Wärtsilä is a global technology group that has a lot of experience with African energy markets. In their study, they looked at two separate scenarios for expanding the Mozambican power system. The aim was to assess the financial and environmental impact of one key parameter: how much renewable energy capacity should be built in each year leading up to 2032.
Mozambique’s energy authorities face a pressing challenge: ensuring that the entire population has affordable and uninterrupted access to electricity over the next decade. To meet the projected 1.3 GW of electricity peak demand increase by 2032, Mozambique must build significant new power capacity. A further 2 GW would be needed to support the planned development of the Beluluane Industrial Park in the Maputo province by 2037. However, Mozambique also has world-class wind and solar energy resources which could be used to rapidly increase power generation.

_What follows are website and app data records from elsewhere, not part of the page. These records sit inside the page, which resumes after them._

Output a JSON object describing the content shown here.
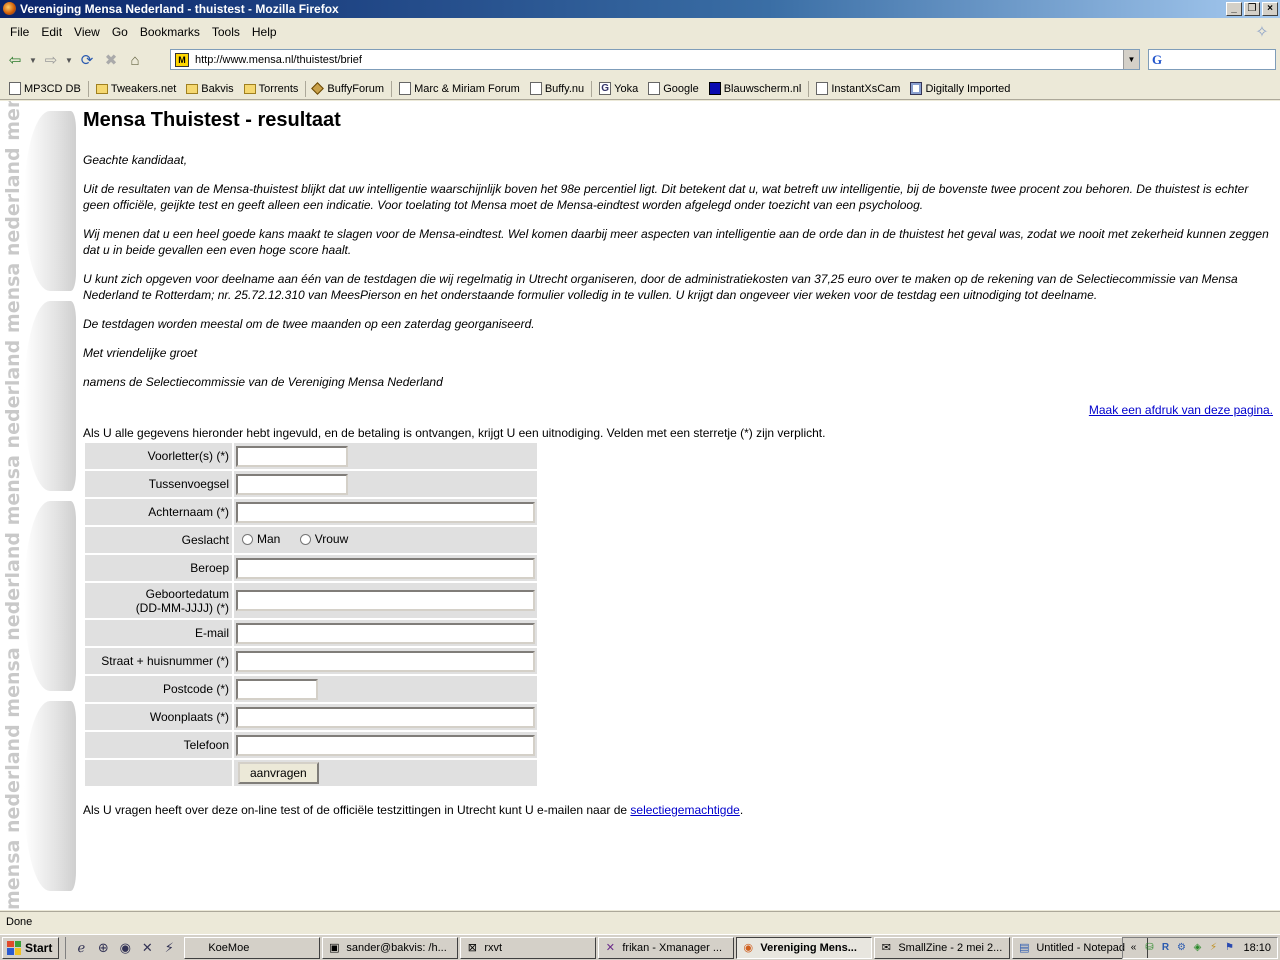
{
  "window": {
    "title": "Vereniging Mensa Nederland - thuistest - Mozilla Firefox"
  },
  "menu": [
    "File",
    "Edit",
    "View",
    "Go",
    "Bookmarks",
    "Tools",
    "Help"
  ],
  "nav": {
    "url": "http://www.mensa.nl/thuistest/brief"
  },
  "bookmarks": [
    "MP3CD DB",
    "Tweakers.net",
    "Bakvis",
    "Torrents",
    "BuffyForum",
    "Marc & Miriam Forum",
    "Buffy.nu",
    "Yoka",
    "Google",
    "Blauwscherm.nl",
    "InstantXsCam",
    "Digitally Imported"
  ],
  "side_band": {
    "text": "mensa nederland mensa nederland mensa nederland mensa nederland mensa nederland mensa nederland mensa nederland mensa nederland"
  },
  "page": {
    "title": "Mensa Thuistest - resultaat",
    "greeting": "Geachte kandidaat,",
    "paragraphs": [
      "Uit de resultaten van de Mensa-thuistest blijkt dat uw intelligentie waarschijnlijk boven het 98e percentiel ligt. Dit betekent dat u, wat betreft uw intelligentie, bij de bovenste twee procent zou behoren. De thuistest is echter geen officiële, geijkte test en geeft alleen een indicatie. Voor toelating tot Mensa moet de Mensa-eindtest worden afgelegd onder toezicht van een psycholoog.",
      "Wij menen dat u een heel goede kans maakt te slagen voor de Mensa-eindtest. Wel komen daarbij meer aspecten van intelligentie aan de orde dan in de thuistest het geval was, zodat we nooit met zekerheid kunnen zeggen dat u in beide gevallen een even hoge score haalt.",
      "U kunt zich opgeven voor deelname aan één van de testdagen die wij regelmatig in Utrecht organiseren, door de administratiekosten van 37,25 euro over te maken op de rekening van de Selectiecommissie van Mensa Nederland te Rotterdam; nr. 25.72.12.310 van MeesPierson en het onderstaande formulier volledig in te vullen. U krijgt dan ongeveer vier weken voor de testdag een uitnodiging tot deelname.",
      "De testdagen worden meestal om de twee maanden op een zaterdag georganiseerd."
    ],
    "closing": "Met vriendelijke groet",
    "signature": "namens de Selectiecommissie van de Vereniging Mensa Nederland",
    "print_link": "Maak een afdruk van deze pagina.",
    "form_intro": "Als U alle gegevens hieronder hebt ingevuld, en de betaling is ontvangen, krijgt U een uitnodiging. Velden met een sterretje (*) zijn verplicht.",
    "form": {
      "voorletters": "Voorletter(s) (*)",
      "tussenvoegsel": "Tussenvoegsel",
      "achternaam": "Achternaam (*)",
      "geslacht": "Geslacht",
      "man": "Man",
      "vrouw": "Vrouw",
      "beroep": "Beroep",
      "geboortedatum_1": "Geboortedatum",
      "geboortedatum_2": "(DD-MM-JJJJ) (*)",
      "email": "E-mail",
      "straat": "Straat + huisnummer (*)",
      "postcode": "Postcode (*)",
      "woonplaats": "Woonplaats (*)",
      "telefoon": "Telefoon",
      "submit": "aanvragen"
    },
    "footer_text": "Als U vragen heeft over deze on-line test of de officiële testzittingen in Utrecht kunt U e-mailen naar de ",
    "footer_link": "selectiegemachtigde",
    "footer_end": "."
  },
  "status": "Done",
  "taskbar": {
    "start": "Start",
    "tasks": [
      "KoeMoe",
      "sander@bakvis: /h...",
      "rxvt",
      "frikan - Xmanager ...",
      "Vereniging Mens...",
      "SmallZine - 2 mei 2...",
      "Untitled - Notepad"
    ],
    "clock": "18:10",
    "tray_chevron": "«"
  }
}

“Our new study addresses some of the key questions facing energy authorities in Mozambique today, starting with the relative share that renewable energy should have in the country energy mix. Should Mozambique cap new renewable energy capacity to 100 MW each year as it currently wants to do? Or should it build more of it? What would the optimal power mix look like in each scenario? Answering these questions is crucial to informing power system planning and strategy in Mozambique.”, explained Wallace Manyara, Business Development Manager, Region South & East Africa, Wärtsilä Energy.
In this report, Wärtsilä compares two potential power system expansion scenarios for Mozambique. In the first scenario, renewable energy capacity additions are capped at 1 GW by 2032. In the second scenario, renewable capacity is allowed to reach 3 GW by 2032. Each scenario has been modelled with a world-leading power system modelling tool to identify the most optimal power mix to be built year-by-year to provide additional electricity supply reliably and at the lowest possible costs.
The study finds that the scenario with a high share of renewable energy in the power mix will be the most affordable and sustainable way to meet electricity demand over the next decade. This scenario will also help reduce carbon emissions by 5M tonnes by 2032, and save $84 million dollars when compared to a low renewable energy deployment scenario.
The most competitive power expansion plan outlined in the report combines almost 3 GW of new wind and solar capacity, together with 1 GW of flexible gas projects, 205 MW of energy storage capacity and 50 MW of new hydropower capacity. It also plans for 1 GW of baseload gas projects to be built from 2022 to 2032, including the 450 MW Temane gas power plant expected for delivery in 2024.
“The advanced power system modelling techniques used in this study show, without the shadow of a doubt, that maximising low-cost renewable energy, while building flexibility into the power system with energy storage and grid balancing engines, is the soundest, cheapest and cleanest power strategy available to Mozambique right now.”, concluded Kenneth Engblom, Vice President, Africa § Europe, Wärtsilä Energy.